_Task statement_
Work through the records that follow and return each line containing the word "title".

★ ★ ★ ★ ★

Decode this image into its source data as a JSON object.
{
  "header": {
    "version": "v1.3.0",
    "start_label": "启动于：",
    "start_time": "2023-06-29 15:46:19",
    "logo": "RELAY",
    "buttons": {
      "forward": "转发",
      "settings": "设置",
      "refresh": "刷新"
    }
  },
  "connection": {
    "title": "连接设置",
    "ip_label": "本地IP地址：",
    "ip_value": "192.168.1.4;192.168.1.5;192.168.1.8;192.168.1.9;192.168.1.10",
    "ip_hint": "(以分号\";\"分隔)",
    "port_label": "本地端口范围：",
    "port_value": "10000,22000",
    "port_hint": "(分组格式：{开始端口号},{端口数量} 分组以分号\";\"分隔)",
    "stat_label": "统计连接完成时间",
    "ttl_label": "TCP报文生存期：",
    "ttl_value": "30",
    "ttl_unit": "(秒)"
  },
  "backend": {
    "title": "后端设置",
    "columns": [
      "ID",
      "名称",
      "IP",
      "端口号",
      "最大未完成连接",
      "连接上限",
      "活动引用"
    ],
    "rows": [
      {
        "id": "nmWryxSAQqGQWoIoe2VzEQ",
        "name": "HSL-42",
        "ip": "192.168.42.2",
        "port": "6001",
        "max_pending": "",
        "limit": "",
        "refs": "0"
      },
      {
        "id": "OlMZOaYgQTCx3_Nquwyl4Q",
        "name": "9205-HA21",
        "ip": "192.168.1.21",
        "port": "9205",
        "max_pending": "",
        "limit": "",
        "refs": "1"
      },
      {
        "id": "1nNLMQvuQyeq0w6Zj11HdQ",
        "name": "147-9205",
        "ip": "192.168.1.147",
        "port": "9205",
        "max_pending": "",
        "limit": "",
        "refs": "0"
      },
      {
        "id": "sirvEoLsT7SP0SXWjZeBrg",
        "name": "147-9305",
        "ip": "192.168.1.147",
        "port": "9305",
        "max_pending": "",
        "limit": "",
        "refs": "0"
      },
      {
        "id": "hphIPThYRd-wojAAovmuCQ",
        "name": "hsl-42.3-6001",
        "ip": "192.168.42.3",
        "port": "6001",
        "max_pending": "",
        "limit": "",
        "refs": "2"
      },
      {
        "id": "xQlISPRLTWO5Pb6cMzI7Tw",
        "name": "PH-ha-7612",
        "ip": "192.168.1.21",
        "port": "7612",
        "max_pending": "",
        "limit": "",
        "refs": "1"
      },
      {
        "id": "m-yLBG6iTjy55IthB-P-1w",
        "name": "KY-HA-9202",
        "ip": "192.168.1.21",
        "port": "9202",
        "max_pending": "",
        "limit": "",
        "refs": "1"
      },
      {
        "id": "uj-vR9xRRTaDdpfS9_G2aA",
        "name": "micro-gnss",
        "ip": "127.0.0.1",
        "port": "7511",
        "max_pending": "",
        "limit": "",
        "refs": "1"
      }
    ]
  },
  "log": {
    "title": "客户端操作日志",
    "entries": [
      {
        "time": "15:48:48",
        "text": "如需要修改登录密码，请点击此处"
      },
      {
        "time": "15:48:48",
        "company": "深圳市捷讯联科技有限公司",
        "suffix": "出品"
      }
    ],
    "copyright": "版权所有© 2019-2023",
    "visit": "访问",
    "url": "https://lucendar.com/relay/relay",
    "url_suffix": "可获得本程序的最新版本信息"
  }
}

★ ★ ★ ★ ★

_Answer for the task_
    "title": "连接设置",
    "title": "后端设置",
    "title": "客户端操作日志",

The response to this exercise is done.